Posts for: July, 2015
Sun damage, also known as photo aging, refers to how repeated sun exposure over time alters the appearance and feel of the skin. Too much time spent in the sun can lead to fine lines, wrinkles, discoloration, uneven skin tone and even cancer, making you appear older than you really are.
Like the saying goes, “an ounce of prevention is worth a pound of cure.” And the good news is that by protecting yourself from the sun’s harmful rays now, you can actually put a halt to additional skin damage and even start to reverse the damage you’ve already accumulated.
- Be Sun Smart
It may seem like a no-brainer, but the first step to reversing sun damage is to get out of the sun. Limit your amount of exposure to the sun—especially during peak hours—and always apply sunscreen. Wear sunglasses to protect your eyes, and cover up with a wide-brimmed hat.
Too much sun exposure can dry out your skin. Apply a high-quality moisturizer daily to replenish dry skin and stimulate the production of collagen, a protein that gives skin its smooth texture and appearance.
While showering, exfoliate your skin to remove the dead skin cells from the top layer of your face and body. This will help to improve skin tone and minimize fine lines.
- Healthy Diet
Drink plenty of water and eat a balanced diet high in vitamins and antioxidants. Antioxidants help repair damaged skin, reduce the appearance of wrinkles and fade skin discoloration.
- Consult Your Dermatologist

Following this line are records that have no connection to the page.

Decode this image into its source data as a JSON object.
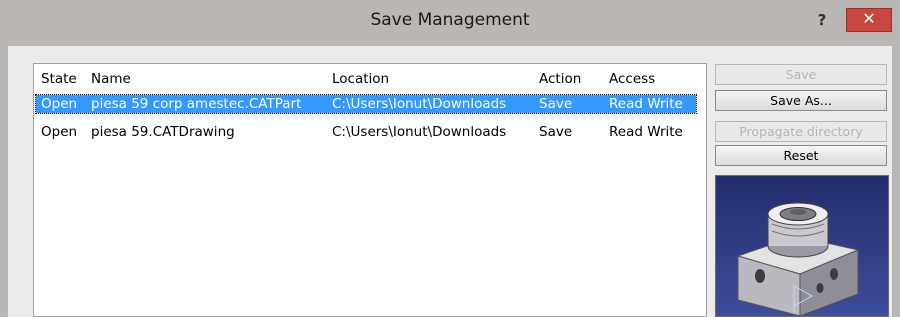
{
  "window": {
    "title": "Save Management",
    "help_label": "?",
    "close_label": "✕"
  },
  "table": {
    "columns": [
      "State",
      "Name",
      "Location",
      "Action",
      "Access"
    ],
    "rows": [
      {
        "state": "Open",
        "name": "piesa 59 corp amestec.CATPart",
        "location": "C:\\Users\\Ionut\\Downloads",
        "action": "Save",
        "access": "Read Write",
        "selected": true
      },
      {
        "state": "Open",
        "name": "piesa 59.CATDrawing",
        "location": "C:\\Users\\Ionut\\Downloads",
        "action": "Save",
        "access": "Read Write",
        "selected": false
      }
    ]
  },
  "buttons": {
    "save": {
      "label": "Save",
      "enabled": false
    },
    "save_as": {
      "label": "Save As...",
      "enabled": true
    },
    "propagate": {
      "label": "Propagate directory",
      "enabled": false
    },
    "reset": {
      "label": "Reset",
      "enabled": true
    }
  },
  "preview": {
    "icon": "catpart-3d-thumbnail",
    "background_color": "#2b3a82"
  },
  "colors": {
    "selection": "#3399ff",
    "close_button": "#c7463f"
  }
}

Depending on the extent and type of sun damage, you may want to talk to a trained dermatologist for treatment options. Visiting a dermatologist is not only important to look for precancerous cells, but a professional can also make recommendations for treatment to reduce the appearance of sun damaged skin.
Cosmetic treatments, such as microdermabrasion, chemical peels, laser therapy and fillers are just a few procedures that can reduce visible signs of sun damage and restore the youthful appearance of your skin.
The sun can do a number on your skin, leaving it depleted, dull and damaged. Don’t expect immediate results, but regular care, prevention, and treatment will lead to the reversal of sun damage and improve your skin complexion for the better over time.
Your skin is your body’s largest organ. It covers and protects your internal organs, muscles and bones from outside invaders, and it helps maintain and regulate body temperature and water balance. It’s also a window to your overall health, and when something is awry with your body, it often shows up in the form of a skin condition. That’s why it’s important to give it extra care and attention every day. While many skin problems can be safely treated from the comfort of your home, others require care from a specialist, otherwise known as a dermatologist.
What do Dermatologists Do?
A dermatologist is a trained medical doctor who specializes in the health of your skin, hair and nails. These doctors can treat a wide range of skin problems and conditions, including acne, eczema, scarring, moles, warts, psoriasis and skin cancer.
Some dermatologists specialize in cosmetic dermatology, a branch of dermatology that deals with correcting and improving skin flaws, such as sun damage, skin discoloration, wrinkles, sagging skin and scarring. Cosmetic dermatologists work with patients to improve their skin’s appearance, restoring it to a natural, more youthful state by utilizing a variety of cosmetic procedures, such as fillers, wrinkle relaxers, laser treatments and facial peels.
When to See a Dermatologist
Whenever you have a question or concern regarding the health of your skin, nails or hair, it’s important to schedule a visit to your dermatologist. Unusual symptoms, such as a strange bump, excessive hair growth or hair loss, or brittle nails are all good reasons to visit your dermatologist.
In addition, if you have risk factors that increase your likelihood for developing skin cancer, then visiting a dermatologist regularly for checkups is the key to early detection and treatment. Melanoma is the most common type of skin cancer, but if caught early enough it is nearly always curable.
Other people choose to visit a dermatologist for cosmetic reasons, such as unwanted spider veins, fine lines or sunspots. A trained cosmetic dermatologist will work with you to create a customized skin care regimen based on your individual needs and goals for treatment.
Whether you’re worried about an abnormal mole, waging a war against breakouts or looking to erase fine lines, it may be time to visit a dermatologist. By partnering with a dermatologist, you can help keep your skin healthy for a lifetime. The specialists can also help educate you about your skin type and teach you how to best implement a daily skin care routine for optimal skin health.